◆ WORK TO BE COMPLETED
Copies of all lines that contain "this" are needed; take them from the data below.

◆ DATASET EXCERPTS
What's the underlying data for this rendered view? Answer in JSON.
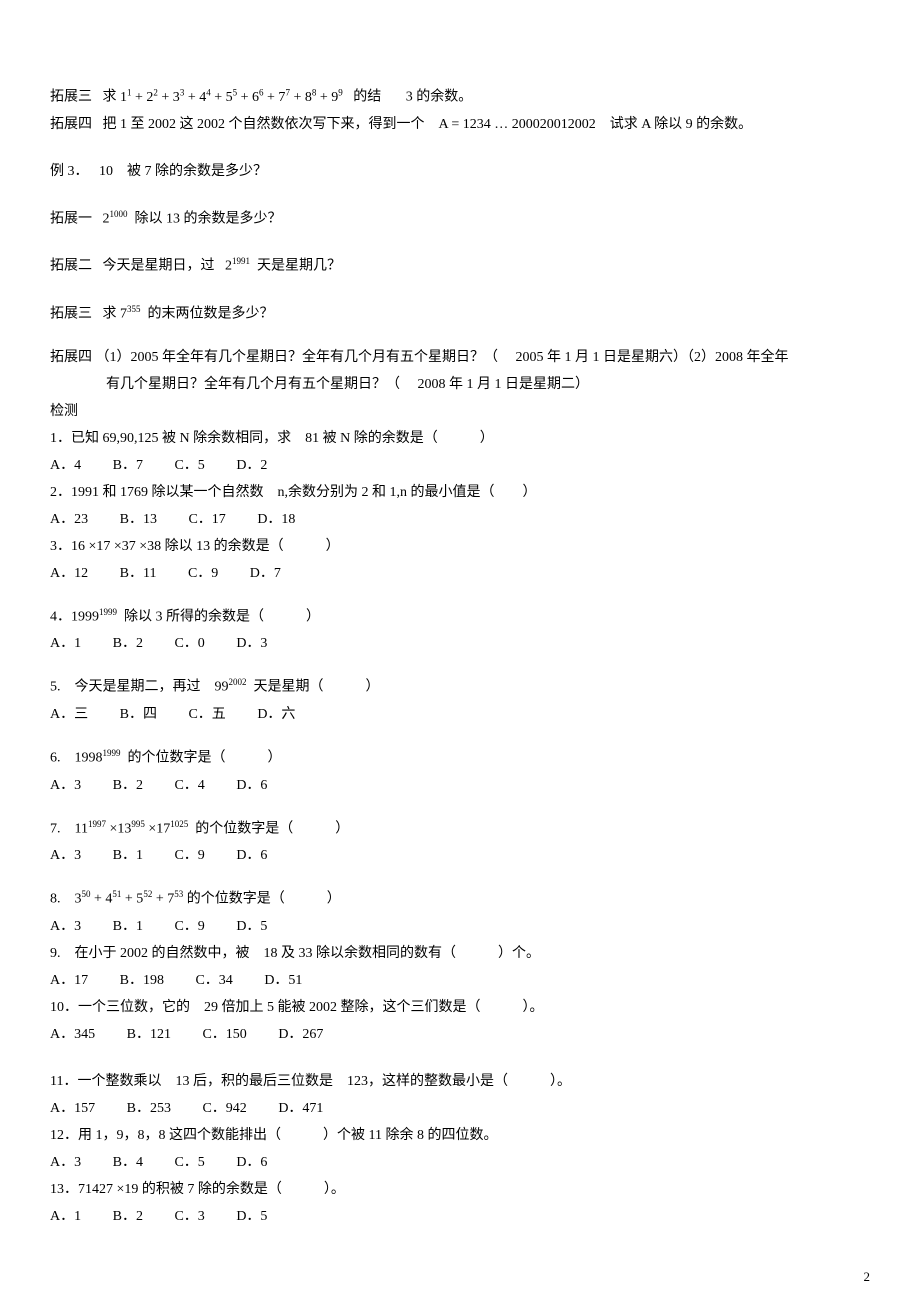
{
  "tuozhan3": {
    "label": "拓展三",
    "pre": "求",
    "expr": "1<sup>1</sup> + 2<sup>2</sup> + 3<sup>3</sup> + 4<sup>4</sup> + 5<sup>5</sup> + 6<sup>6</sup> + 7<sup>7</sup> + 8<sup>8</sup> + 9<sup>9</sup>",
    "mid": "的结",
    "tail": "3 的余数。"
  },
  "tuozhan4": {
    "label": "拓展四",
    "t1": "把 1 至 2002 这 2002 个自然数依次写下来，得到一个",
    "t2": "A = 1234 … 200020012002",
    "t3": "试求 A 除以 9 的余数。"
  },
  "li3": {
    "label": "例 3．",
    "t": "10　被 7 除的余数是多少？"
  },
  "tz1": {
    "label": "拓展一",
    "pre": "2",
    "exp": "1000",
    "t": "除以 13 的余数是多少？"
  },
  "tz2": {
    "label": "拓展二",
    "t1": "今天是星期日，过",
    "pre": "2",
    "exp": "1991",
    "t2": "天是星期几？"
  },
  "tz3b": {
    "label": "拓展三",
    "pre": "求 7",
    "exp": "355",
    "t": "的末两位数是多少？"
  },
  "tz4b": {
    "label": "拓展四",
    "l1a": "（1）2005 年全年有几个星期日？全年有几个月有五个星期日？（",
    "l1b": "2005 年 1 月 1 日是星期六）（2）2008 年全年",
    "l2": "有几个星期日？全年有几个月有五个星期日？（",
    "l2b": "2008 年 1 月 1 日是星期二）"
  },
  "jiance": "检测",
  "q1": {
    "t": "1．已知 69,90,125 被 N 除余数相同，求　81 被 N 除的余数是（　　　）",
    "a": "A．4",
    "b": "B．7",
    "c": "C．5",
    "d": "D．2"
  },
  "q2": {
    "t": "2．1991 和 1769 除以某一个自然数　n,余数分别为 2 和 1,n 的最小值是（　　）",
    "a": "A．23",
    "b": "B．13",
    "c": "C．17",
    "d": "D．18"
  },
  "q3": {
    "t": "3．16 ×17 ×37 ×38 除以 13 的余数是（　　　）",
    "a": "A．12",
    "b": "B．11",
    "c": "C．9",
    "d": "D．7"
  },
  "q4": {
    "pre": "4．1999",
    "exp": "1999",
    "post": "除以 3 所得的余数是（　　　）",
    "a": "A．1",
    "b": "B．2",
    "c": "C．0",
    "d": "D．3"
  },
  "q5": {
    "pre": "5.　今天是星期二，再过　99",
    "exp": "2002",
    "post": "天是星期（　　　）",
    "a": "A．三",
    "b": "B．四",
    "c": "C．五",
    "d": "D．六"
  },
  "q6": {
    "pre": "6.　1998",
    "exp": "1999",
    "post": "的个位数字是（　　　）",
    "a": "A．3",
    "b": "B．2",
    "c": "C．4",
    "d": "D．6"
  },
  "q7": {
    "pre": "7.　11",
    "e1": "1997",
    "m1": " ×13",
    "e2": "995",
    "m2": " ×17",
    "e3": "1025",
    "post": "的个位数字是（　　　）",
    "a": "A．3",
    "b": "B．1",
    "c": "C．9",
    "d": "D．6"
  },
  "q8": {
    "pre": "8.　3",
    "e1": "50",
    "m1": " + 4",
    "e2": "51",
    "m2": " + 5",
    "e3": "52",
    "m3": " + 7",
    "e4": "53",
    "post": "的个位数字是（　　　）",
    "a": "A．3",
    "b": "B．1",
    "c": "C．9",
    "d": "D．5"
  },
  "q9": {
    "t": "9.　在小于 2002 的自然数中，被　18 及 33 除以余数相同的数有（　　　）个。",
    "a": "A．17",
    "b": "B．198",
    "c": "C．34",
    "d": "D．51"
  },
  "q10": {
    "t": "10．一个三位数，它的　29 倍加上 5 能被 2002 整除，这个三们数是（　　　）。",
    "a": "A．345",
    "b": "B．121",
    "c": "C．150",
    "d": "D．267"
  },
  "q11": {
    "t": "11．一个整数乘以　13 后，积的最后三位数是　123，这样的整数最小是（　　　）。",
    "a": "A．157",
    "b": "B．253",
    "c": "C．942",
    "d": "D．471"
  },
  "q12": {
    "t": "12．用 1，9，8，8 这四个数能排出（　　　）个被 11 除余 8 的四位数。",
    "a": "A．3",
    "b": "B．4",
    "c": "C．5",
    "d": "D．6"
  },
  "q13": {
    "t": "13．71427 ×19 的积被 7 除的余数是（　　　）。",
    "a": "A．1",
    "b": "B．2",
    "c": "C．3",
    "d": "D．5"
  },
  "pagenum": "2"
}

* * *

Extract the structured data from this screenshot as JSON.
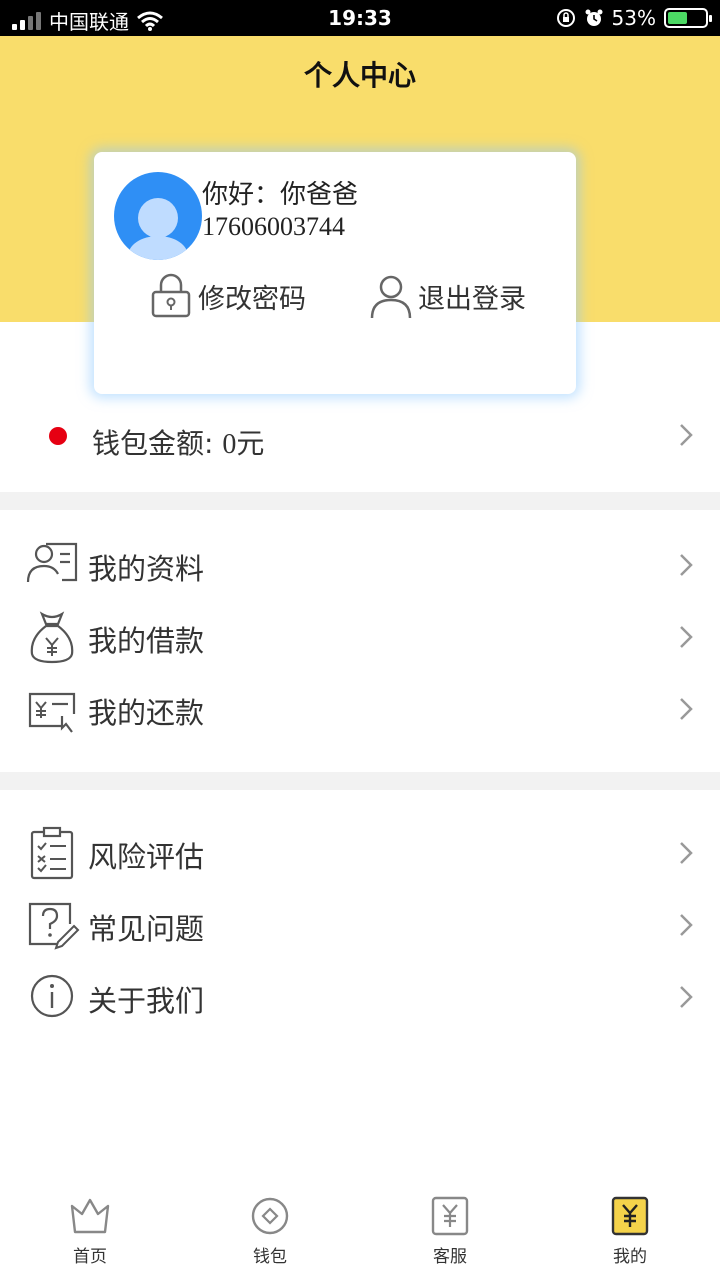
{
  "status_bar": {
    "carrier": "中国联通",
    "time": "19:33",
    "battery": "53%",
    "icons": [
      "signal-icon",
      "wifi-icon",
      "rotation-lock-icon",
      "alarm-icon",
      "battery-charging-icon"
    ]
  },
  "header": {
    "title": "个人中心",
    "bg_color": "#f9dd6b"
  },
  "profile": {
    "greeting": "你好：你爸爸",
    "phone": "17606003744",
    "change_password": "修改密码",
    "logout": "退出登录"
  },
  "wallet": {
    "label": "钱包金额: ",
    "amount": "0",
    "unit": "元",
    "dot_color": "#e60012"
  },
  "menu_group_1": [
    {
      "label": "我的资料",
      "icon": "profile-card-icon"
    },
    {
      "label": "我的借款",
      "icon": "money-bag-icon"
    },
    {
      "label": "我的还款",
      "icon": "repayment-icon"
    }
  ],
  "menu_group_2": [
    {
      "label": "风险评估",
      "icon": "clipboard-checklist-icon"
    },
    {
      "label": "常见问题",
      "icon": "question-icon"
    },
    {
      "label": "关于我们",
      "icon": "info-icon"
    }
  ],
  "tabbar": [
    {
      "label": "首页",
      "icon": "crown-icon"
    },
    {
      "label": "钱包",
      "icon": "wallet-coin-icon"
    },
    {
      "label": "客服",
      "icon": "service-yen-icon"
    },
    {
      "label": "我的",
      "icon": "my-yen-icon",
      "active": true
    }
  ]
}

◆ EXERCISE OUTPUT
What's the underlying data for this rendered view? Answer in JSON.
Extract the structured data from this screenshot as JSON.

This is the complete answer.